Pictures aside, write every record out again word for word.

------

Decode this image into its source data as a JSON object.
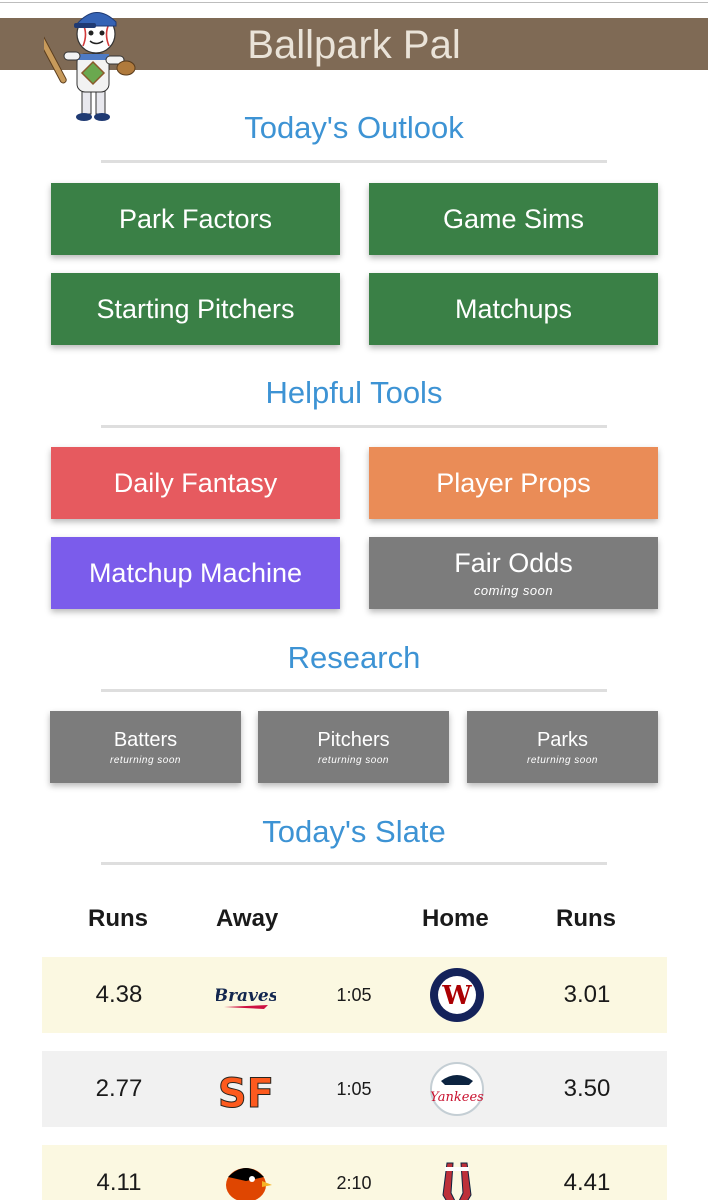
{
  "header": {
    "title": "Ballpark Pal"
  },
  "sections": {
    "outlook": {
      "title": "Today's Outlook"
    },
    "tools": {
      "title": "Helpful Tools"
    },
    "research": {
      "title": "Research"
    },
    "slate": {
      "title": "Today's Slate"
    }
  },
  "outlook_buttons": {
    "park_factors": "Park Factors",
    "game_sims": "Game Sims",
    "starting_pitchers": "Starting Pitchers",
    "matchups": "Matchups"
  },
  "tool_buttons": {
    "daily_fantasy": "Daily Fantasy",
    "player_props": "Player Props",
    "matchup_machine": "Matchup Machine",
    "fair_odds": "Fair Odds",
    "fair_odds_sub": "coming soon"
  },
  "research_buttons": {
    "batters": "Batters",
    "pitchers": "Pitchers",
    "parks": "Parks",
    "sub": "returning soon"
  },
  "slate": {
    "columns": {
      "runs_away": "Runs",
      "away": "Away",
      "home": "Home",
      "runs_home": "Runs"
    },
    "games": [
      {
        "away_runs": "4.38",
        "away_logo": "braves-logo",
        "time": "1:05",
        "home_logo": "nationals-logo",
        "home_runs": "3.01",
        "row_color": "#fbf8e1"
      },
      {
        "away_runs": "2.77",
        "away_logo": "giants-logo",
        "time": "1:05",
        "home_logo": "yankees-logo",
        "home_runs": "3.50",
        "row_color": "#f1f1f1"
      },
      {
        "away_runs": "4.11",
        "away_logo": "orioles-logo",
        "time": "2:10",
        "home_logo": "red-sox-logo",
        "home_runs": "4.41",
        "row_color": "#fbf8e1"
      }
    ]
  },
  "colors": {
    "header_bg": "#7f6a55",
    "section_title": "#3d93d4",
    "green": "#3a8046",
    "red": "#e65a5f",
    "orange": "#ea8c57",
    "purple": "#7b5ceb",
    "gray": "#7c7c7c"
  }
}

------

» **Task answer**:
Decode this image into its source data as a JSON object.
{
  "header": {
    "title": "Ballpark Pal"
  },
  "sections": {
    "outlook": {
      "title": "Today's Outlook"
    },
    "tools": {
      "title": "Helpful Tools"
    },
    "research": {
      "title": "Research"
    },
    "slate": {
      "title": "Today's Slate"
    }
  },
  "outlook_buttons": {
    "park_factors": "Park Factors",
    "game_sims": "Game Sims",
    "starting_pitchers": "Starting Pitchers",
    "matchups": "Matchups"
  },
  "tool_buttons": {
    "daily_fantasy": "Daily Fantasy",
    "player_props": "Player Props",
    "matchup_machine": "Matchup Machine",
    "fair_odds": "Fair Odds",
    "fair_odds_sub": "coming soon"
  },
  "research_buttons": {
    "batters": "Batters",
    "pitchers": "Pitchers",
    "parks": "Parks",
    "sub": "returning soon"
  },
  "slate": {
    "columns": {
      "runs_away": "Runs",
      "away": "Away",
      "home": "Home",
      "runs_home": "Runs"
    },
    "games": [
      {
        "away_runs": "4.38",
        "away_logo": "braves-logo",
        "time": "1:05",
        "home_logo": "nationals-logo",
        "home_runs": "3.01",
        "row_color": "#fbf8e1"
      },
      {
        "away_runs": "2.77",
        "away_logo": "giants-logo",
        "time": "1:05",
        "home_logo": "yankees-logo",
        "home_runs": "3.50",
        "row_color": "#f1f1f1"
      },
      {
        "away_runs": "4.11",
        "away_logo": "orioles-logo",
        "time": "2:10",
        "home_logo": "red-sox-logo",
        "home_runs": "4.41",
        "row_color": "#fbf8e1"
      }
    ]
  },
  "colors": {
    "header_bg": "#7f6a55",
    "section_title": "#3d93d4",
    "green": "#3a8046",
    "red": "#e65a5f",
    "orange": "#ea8c57",
    "purple": "#7b5ceb",
    "gray": "#7c7c7c"
  }
}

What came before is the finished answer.